Those last two intrigued me. But I don’t think I’ll be making deviled sandwiches any time soon. Here’s the description:
Deviled Sandwiches. On Boston Brown Bread, you spread a mixture of almonds, sweet pickles, Worcestershire sauce, chutney, and cottage cheese, seasoned with a little paprika. UGH!
Deviled Tomatoes sound a bit more promising. Cook slices of tomatoes in butter, sauce with butter, mustard, sugar, hard cooked egg yolk and a raw egg, seasoned with mustard and vinegar.
Deviled Eggs. This book has a totally different take on deviled eggs. Instead of stuffed hard cooked eggs, they slice the hard cooked eggs. Then they warm them in a sauce of catsup (!), mustard, butter, a little paprika and Worcestershire sauce.
I’ll save a discussion of Devil’s Food Cake for next Halloween, but if you want to read even more about devilish foods, this Smithsonian article covers everything.
Now on to my favorite--Deviled Eggs, as they are generally made today– with mayonnaise and mustard added to the yolks. According to the History channel, commercially made mayo didn’t come along until early in the 20th century. That may explain the Rector recipe that uses cream.
At any rate, the least devilish item I can think of, and one of my family’s favorites, Deviled Eggs.
By the way, the argument continues to rage at our house about which sandwich spread is best for all things–including deviled eggs–Miracle Whip or Kraft’s Mayonnaise. Oh well, there are worse things for a family to fight over. But this family split guarantees that I’m not taking sides on which you use in your deviled eggs.

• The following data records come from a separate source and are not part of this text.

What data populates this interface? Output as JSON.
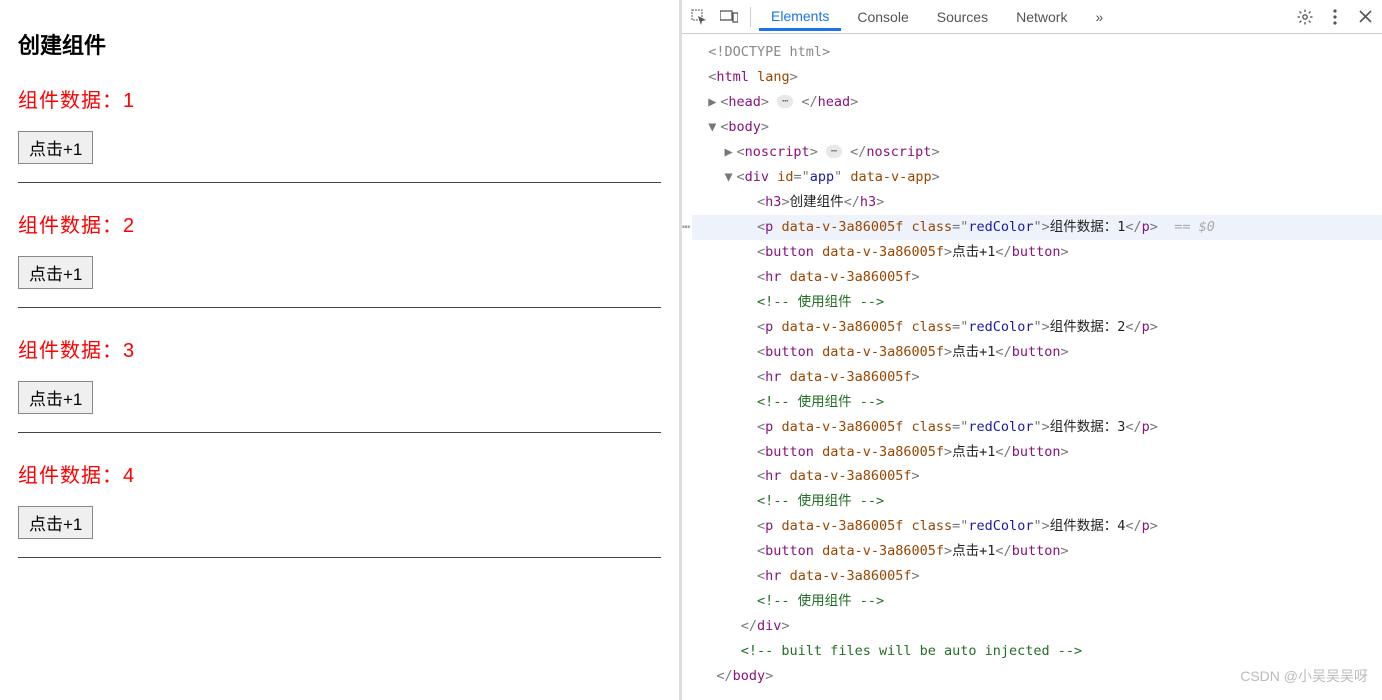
{
  "app": {
    "title": "创建组件",
    "components": [
      {
        "label": "组件数据：1",
        "button": "点击+1"
      },
      {
        "label": "组件数据：2",
        "button": "点击+1"
      },
      {
        "label": "组件数据：3",
        "button": "点击+1"
      },
      {
        "label": "组件数据：4",
        "button": "点击+1"
      }
    ]
  },
  "devtools": {
    "tabs": {
      "elements": "Elements",
      "console": "Console",
      "sources": "Sources",
      "network": "Network",
      "more": "»"
    },
    "dom": {
      "doctype": "<!DOCTYPE html>",
      "html_open": "<html lang>",
      "head": {
        "open": "<head>",
        "close": "</head>"
      },
      "body_open": "<body>",
      "noscript": {
        "open": "<noscript>",
        "close": "</noscript>"
      },
      "app_div": {
        "tag": "div",
        "id": "app",
        "attr2": "data-v-app"
      },
      "h3": {
        "open": "<h3>",
        "text": "创建组件",
        "close": "</h3>"
      },
      "p_attr_scope": "data-v-3a86005f",
      "p_class": "redColor",
      "selected_marker": "== $0",
      "items": [
        {
          "text": "组件数据：1",
          "button_text": "点击+1",
          "comment": "<!-- 使用组件 -->",
          "selected": true
        },
        {
          "text": "组件数据：2",
          "button_text": "点击+1",
          "comment": "<!-- 使用组件 -->"
        },
        {
          "text": "组件数据：3",
          "button_text": "点击+1",
          "comment": "<!-- 使用组件 -->"
        },
        {
          "text": "组件数据：4",
          "button_text": "点击+1",
          "comment": "<!-- 使用组件 -->"
        }
      ],
      "div_close": "</div>",
      "inject_comment": "<!-- built files will be auto injected -->",
      "body_close": "</body>"
    }
  },
  "watermark": "CSDN @小吴吴吴呀"
}
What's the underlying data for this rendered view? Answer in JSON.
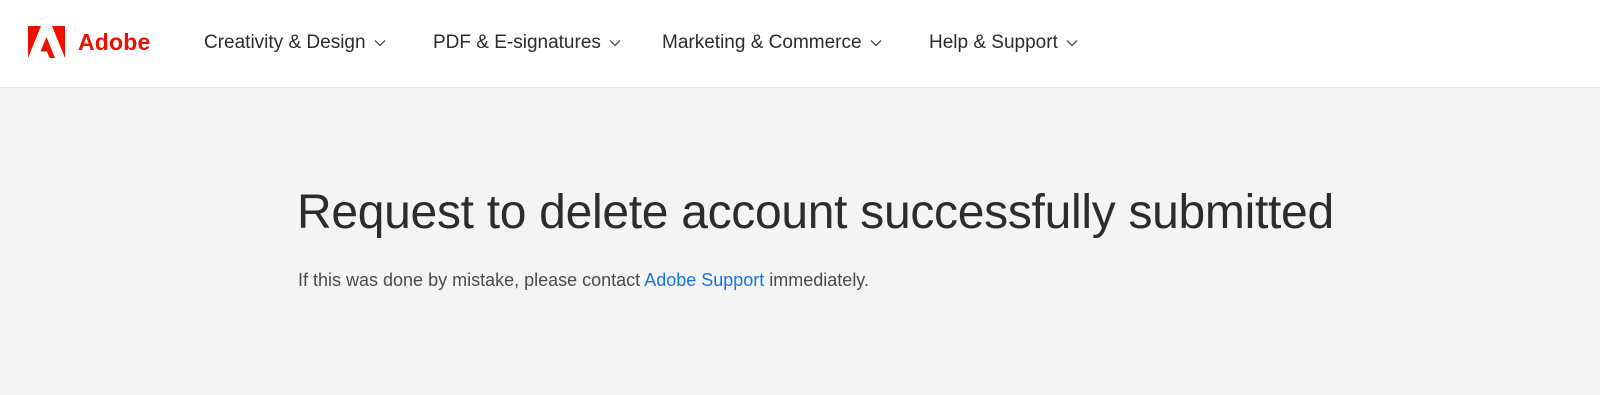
{
  "header": {
    "logo_text": "Adobe",
    "brand_color": "#eb1000",
    "nav": [
      {
        "label": "Creativity & Design",
        "icon": "chevron-down-icon"
      },
      {
        "label": "PDF & E-signatures",
        "icon": "chevron-down-icon"
      },
      {
        "label": "Marketing & Commerce",
        "icon": "chevron-down-icon"
      },
      {
        "label": "Help & Support",
        "icon": "chevron-down-icon"
      }
    ]
  },
  "main": {
    "title": "Request to delete account successfully submitted",
    "message_prefix": "If this was done by mistake, please contact ",
    "support_link": "Adobe Support",
    "message_suffix": " immediately.",
    "link_color": "#1473e6"
  }
}
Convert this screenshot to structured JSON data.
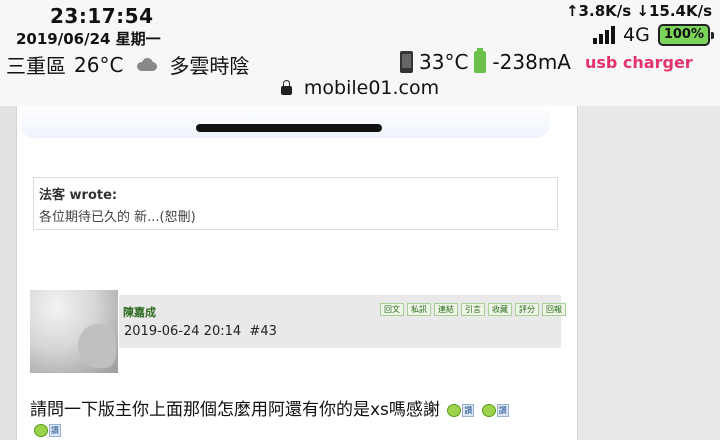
{
  "status_bar": {
    "time": "23:17:54",
    "date": "2019/06/24 星期一",
    "location": "三重區",
    "temperature": "26°C",
    "weather_icon": "cloud-icon",
    "weather": "多雲時陰",
    "upload_speed": "↑3.8K/s",
    "download_speed": "↓15.4K/s",
    "network": "4G",
    "battery_percent": "100%",
    "device_temp": "33°C",
    "current": "-238mA",
    "charger": "usb charger"
  },
  "browser": {
    "url": "mobile01.com"
  },
  "quote": {
    "author": "法客 wrote:",
    "text": "各位期待已久的 新...(恕刪)"
  },
  "post": {
    "username": "陳嘉成",
    "timestamp": "2019-06-24 20:14",
    "post_number": "#43",
    "actions": [
      "回文",
      "私訊",
      "連結",
      "引言",
      "收藏",
      "評分",
      "回報"
    ],
    "content": "請問一下版主你上面那個怎麼用阿還有你的是xs嗎感謝",
    "emoji_label": "讚"
  },
  "colors": {
    "username": "#2c6a1f",
    "charger_text": "#e5326a",
    "battery_fill": "#7cd35a"
  }
}
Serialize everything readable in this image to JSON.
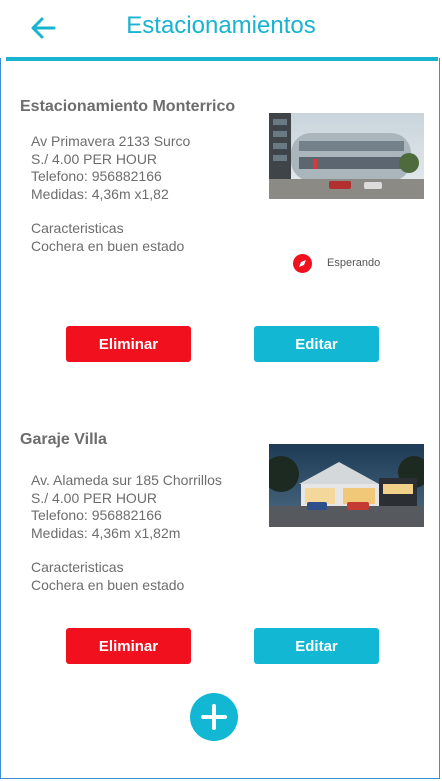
{
  "header": {
    "title": "Estacionamientos"
  },
  "parkings": [
    {
      "name": "Estacionamiento Monterrico",
      "address": "Av Primavera 2133 Surco",
      "price": "S./ 4.00 PER HOUR",
      "phone": "Telefono: 956882166",
      "size": "Medidas: 4,36m x1,82",
      "features_title": "Caracteristicas",
      "features": "Cochera en buen estado",
      "status": "Esperando",
      "delete_label": "Eliminar",
      "edit_label": "Editar"
    },
    {
      "name": "Garaje Villa",
      "address": "Av. Alameda sur 185 Chorrillos",
      "price": "S./ 4.00 PER HOUR",
      "phone": "Telefono: 956882166",
      "size": "Medidas: 4,36m x1,82m",
      "features_title": "Caracteristicas",
      "features": "Cochera en buen estado",
      "delete_label": "Eliminar",
      "edit_label": "Editar"
    }
  ],
  "colors": {
    "accent": "#12b8d3",
    "danger": "#f0101e",
    "text": "#6d6d6d"
  }
}
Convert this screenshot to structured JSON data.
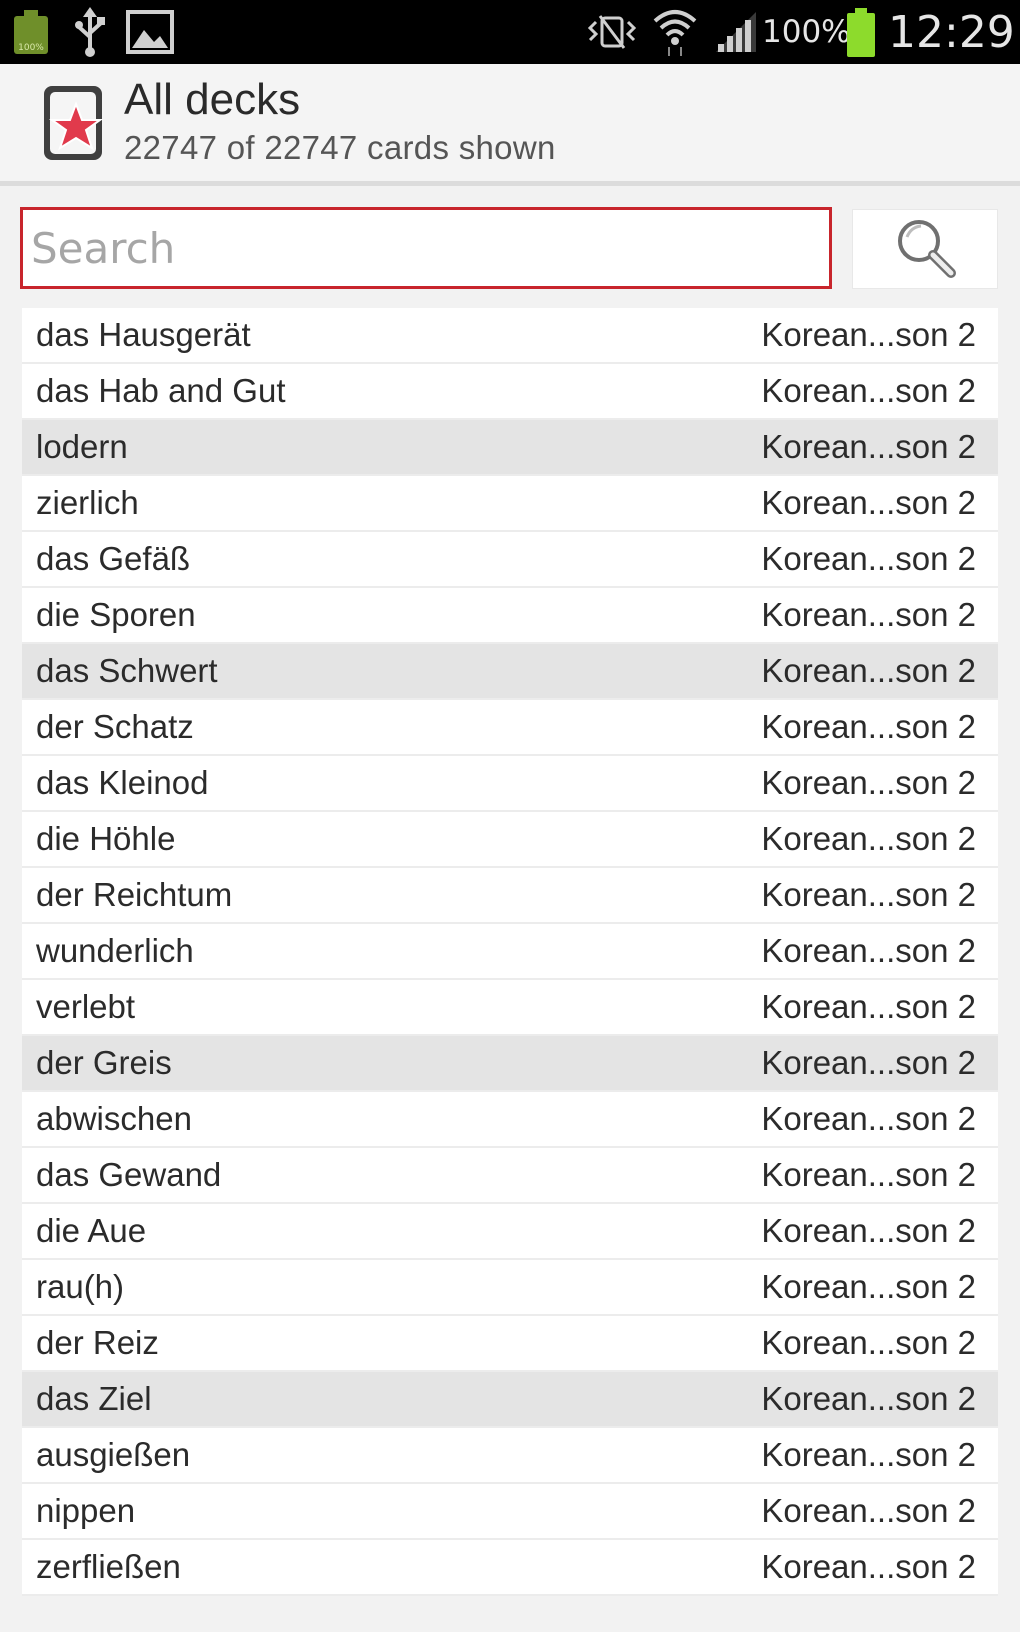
{
  "status_bar": {
    "icons": [
      "battery-saver-icon",
      "usb-icon",
      "image-icon",
      "vibrate-icon",
      "wifi-icon",
      "signal-icon",
      "battery-icon"
    ],
    "battery_label": "100%",
    "battery_small_label": "100%",
    "time": "12:29"
  },
  "header": {
    "title": "All decks",
    "subtitle": "22747 of 22747 cards shown"
  },
  "search": {
    "placeholder": "Search",
    "value": ""
  },
  "colors": {
    "accent_red": "#c8252c",
    "battery_green": "#8ddb2c",
    "marked_row": "#e4e4e4"
  },
  "cards": [
    {
      "term": "das Hausgerät",
      "deck": "Korean...son 2",
      "marked": false
    },
    {
      "term": "das Hab and Gut",
      "deck": "Korean...son 2",
      "marked": false
    },
    {
      "term": "lodern",
      "deck": "Korean...son 2",
      "marked": true
    },
    {
      "term": "zierlich",
      "deck": "Korean...son 2",
      "marked": false
    },
    {
      "term": "das Gefäß",
      "deck": "Korean...son 2",
      "marked": false
    },
    {
      "term": "die Sporen",
      "deck": "Korean...son 2",
      "marked": false
    },
    {
      "term": "das Schwert",
      "deck": "Korean...son 2",
      "marked": true
    },
    {
      "term": "der Schatz",
      "deck": "Korean...son 2",
      "marked": false
    },
    {
      "term": "das Kleinod",
      "deck": "Korean...son 2",
      "marked": false
    },
    {
      "term": "die Höhle",
      "deck": "Korean...son 2",
      "marked": false
    },
    {
      "term": "der Reichtum",
      "deck": "Korean...son 2",
      "marked": false
    },
    {
      "term": "wunderlich",
      "deck": "Korean...son 2",
      "marked": false
    },
    {
      "term": "verlebt",
      "deck": "Korean...son 2",
      "marked": false
    },
    {
      "term": "der Greis",
      "deck": "Korean...son 2",
      "marked": true
    },
    {
      "term": "abwischen",
      "deck": "Korean...son 2",
      "marked": false
    },
    {
      "term": "das Gewand",
      "deck": "Korean...son 2",
      "marked": false
    },
    {
      "term": "die Aue",
      "deck": "Korean...son 2",
      "marked": false
    },
    {
      "term": "rau(h)",
      "deck": "Korean...son 2",
      "marked": false
    },
    {
      "term": "der Reiz",
      "deck": "Korean...son 2",
      "marked": false
    },
    {
      "term": "das Ziel",
      "deck": "Korean...son 2",
      "marked": true
    },
    {
      "term": "ausgießen",
      "deck": "Korean...son 2",
      "marked": false
    },
    {
      "term": "nippen",
      "deck": "Korean...son 2",
      "marked": false
    },
    {
      "term": "zerfließen",
      "deck": "Korean...son 2",
      "marked": false
    }
  ]
}
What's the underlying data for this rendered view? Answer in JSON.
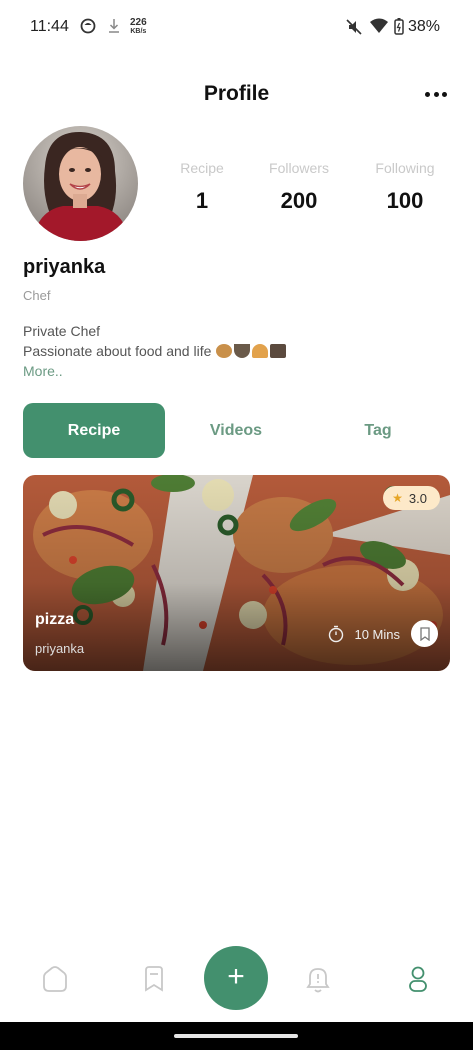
{
  "status_bar": {
    "time": "11:44",
    "net_speed_value": "226",
    "net_speed_unit": "KB/s",
    "battery": "38%"
  },
  "header": {
    "title": "Profile"
  },
  "profile": {
    "username": "priyanka",
    "role": "Chef",
    "bio_line1": "Private Chef",
    "bio_line2": "Passionate about food and life",
    "more_link": "More..",
    "stats": [
      {
        "label": "Recipe",
        "value": "1"
      },
      {
        "label": "Followers",
        "value": "200"
      },
      {
        "label": "Following",
        "value": "100"
      }
    ]
  },
  "tabs": [
    {
      "label": "Recipe",
      "active": true
    },
    {
      "label": "Videos",
      "active": false
    },
    {
      "label": "Tag",
      "active": false
    }
  ],
  "recipes": [
    {
      "title": "pizza",
      "author": "priyanka",
      "rating": "3.0",
      "duration": "10 Mins"
    }
  ],
  "bottom_nav": {
    "items": [
      "home-icon",
      "bookmark-icon",
      "add-icon",
      "bell-icon",
      "profile-icon"
    ],
    "fab_label": "+"
  },
  "colors": {
    "accent": "#43906e",
    "accent_text": "#6b9a83",
    "rating_bg": "#fde9c9"
  }
}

Why is Miracle Whip not “mayo”? Because food standards call for 65% vegetable oil in mayonnaise, and Miracle Whip has something less than that. That makes some people like it because of its taste emphasis on sweet and spicy rather than oily. But, whatever works for you and your family is what should go into your deviled eggs.